New York City, October 15 – Breakfast
I don’t know which was the crazier idea: deciding to walk through 32 blocks of traffic and pedestrian-laden New York City streets, or ending that journey by casually strolling into the Hotel Plaza Athenee, sans reservation, for breakfast.
To my surprise, the hostess did not bat an eye at my denim-clad, slightly-sweaty form as I requested a table for one. She ushered me into the dining room and tucked me away into a far corner, which gave me a full view of the space. The chandelier lit a high-ceilinged area, yellow with cream accents. Harp music played softly on an overhead sound system. As I was presented with the coffee service, I lifted the urn and found it to be silver and heavy in the way that the carafes at IHOP aren’t.
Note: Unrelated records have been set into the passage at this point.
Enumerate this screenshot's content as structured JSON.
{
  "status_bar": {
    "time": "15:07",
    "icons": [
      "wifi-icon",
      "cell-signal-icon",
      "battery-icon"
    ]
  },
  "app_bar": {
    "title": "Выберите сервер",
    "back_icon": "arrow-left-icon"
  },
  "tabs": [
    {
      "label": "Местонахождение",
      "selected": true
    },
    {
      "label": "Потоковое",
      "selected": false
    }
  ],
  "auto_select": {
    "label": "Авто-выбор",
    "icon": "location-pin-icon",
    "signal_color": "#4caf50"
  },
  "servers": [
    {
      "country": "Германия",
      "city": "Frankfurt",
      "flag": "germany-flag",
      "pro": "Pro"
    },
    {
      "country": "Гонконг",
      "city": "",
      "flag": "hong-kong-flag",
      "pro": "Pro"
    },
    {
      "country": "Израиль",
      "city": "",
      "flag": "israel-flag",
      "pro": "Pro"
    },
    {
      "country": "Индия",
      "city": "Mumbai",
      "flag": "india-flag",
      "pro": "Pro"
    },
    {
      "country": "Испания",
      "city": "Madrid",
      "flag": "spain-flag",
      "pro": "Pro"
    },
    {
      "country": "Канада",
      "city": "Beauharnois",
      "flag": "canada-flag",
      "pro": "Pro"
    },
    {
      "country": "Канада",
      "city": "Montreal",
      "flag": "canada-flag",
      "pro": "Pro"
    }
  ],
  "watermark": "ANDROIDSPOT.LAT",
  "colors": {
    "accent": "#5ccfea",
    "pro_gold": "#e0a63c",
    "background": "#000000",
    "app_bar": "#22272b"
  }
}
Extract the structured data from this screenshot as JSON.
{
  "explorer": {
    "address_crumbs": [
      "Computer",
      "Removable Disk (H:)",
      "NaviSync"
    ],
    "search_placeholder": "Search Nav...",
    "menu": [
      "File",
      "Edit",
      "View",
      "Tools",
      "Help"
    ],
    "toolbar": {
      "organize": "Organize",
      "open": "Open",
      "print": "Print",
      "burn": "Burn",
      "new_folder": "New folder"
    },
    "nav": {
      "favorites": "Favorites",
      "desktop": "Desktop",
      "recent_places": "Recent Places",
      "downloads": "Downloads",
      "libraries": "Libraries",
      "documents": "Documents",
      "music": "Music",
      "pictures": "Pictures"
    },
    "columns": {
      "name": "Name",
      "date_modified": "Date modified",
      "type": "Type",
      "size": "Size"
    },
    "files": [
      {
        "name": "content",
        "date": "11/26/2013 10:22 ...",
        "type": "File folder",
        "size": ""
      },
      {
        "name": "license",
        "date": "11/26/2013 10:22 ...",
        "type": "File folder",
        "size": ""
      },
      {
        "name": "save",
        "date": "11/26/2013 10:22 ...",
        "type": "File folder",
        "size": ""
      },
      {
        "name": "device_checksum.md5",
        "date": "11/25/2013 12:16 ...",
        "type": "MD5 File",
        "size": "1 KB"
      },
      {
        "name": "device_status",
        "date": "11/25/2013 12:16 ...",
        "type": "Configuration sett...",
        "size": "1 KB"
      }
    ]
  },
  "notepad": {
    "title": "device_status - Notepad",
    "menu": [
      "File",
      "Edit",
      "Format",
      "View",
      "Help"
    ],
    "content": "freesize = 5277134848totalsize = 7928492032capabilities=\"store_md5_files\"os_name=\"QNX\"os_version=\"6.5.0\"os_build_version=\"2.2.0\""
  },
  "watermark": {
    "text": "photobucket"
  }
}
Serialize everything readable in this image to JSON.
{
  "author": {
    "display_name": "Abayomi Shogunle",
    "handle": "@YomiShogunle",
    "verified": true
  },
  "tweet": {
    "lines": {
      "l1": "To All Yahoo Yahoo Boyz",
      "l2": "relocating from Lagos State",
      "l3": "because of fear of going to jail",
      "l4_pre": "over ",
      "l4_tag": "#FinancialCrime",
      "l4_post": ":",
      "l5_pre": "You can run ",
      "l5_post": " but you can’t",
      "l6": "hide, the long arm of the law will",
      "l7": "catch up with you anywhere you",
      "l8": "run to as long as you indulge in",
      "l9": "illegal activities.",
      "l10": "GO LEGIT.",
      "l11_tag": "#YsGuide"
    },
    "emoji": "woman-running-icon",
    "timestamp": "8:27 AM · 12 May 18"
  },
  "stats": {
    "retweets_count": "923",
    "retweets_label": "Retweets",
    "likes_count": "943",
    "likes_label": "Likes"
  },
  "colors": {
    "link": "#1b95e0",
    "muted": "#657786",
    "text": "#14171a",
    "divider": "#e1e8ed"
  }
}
Don’t get me wrong. Usually, when I find myself solo in New York City, I’d be spending breakfast on the run, with a Krispy Kreme doughnut in one hand and a grande Starbucks in the other. But today I was lured to the Plaza Athenee by their new Chinese Breakfast, which offered a broad variety of authentic Asian delicacies curated to appeal to the Eastern palate. Intensely curious, and with no appointment until the afternoon, I decided that a thorough investigation was in order.
The first offering was a bowl of congee, which I had always referred to as jook when I was growing up. Served with a side of chopped scallion, the presentation could not have been more elegant. Yet, as is the case with most comfort food from childhood, I found the congee to have missed the mark. As a preparation, it was textbook – grains of white rice, cooked until they’ve collapsed into a soft, smooth porridge. The texture was spot-on. Unfortunately, there was little flavor to be found, even after garnishing with scallion. In my household, there would always be bits of salted pork or chicken mixed throughout, adding both flavor as well as a certain level of luxurious fat to the dish. It occurred to me later that maybe it was my responsibility to season the dish, much like when you order grits in the South, but there was little indication that this was the case.
Thankfully, the meal improved from there. The second course consisted of a two-tiered bamboo steamer, with three steamed buns (bao) on the upper level and a variety of dim sum underneath. Each bun held a different filling, and I was pleasantly surprised to bite into the first to discover a sweet egg custard inside. I’ve never had it before, and it was one of the best things that I’ve ever tasted. From there, I proceeded to finish off the shredded pork bun (a classic filling that was well-executed) and the bean paste bun (never my first preference, but still fairly good).
The dim sum were the standard “safe” options, with three har kow (shrimp) and three shui mai (pork), with nary a chicken foot in sight. Both varieties were excellent, bearing the expected thin dumpling skin surrounding very fresh, perfectly seasoned contents. Along the way, the dining captain delivered a tea-boiled egg alongside a small bowl of soy. The egg looked like an orb of alabaster, with streaks of gray where the tea had soaked through the cracks of the shell. And yet, for all of that presentation, I still found it to be too similar, in both taste and texture, to a standard boiled egg.
I took my time finishing the meal, watching the servers and the dining captain cater to the small handful of occupied tables in the room. Each dish may not have looked like a lot of food, but the cumulative effect was quite filling. I asked for the check, expressed some sadness at the lack of a room number to sign it to, and took to the streets of Manhattan to walk off breakfast.
*the above photo layout is courtesy of Diptic. Check them out on the App Store!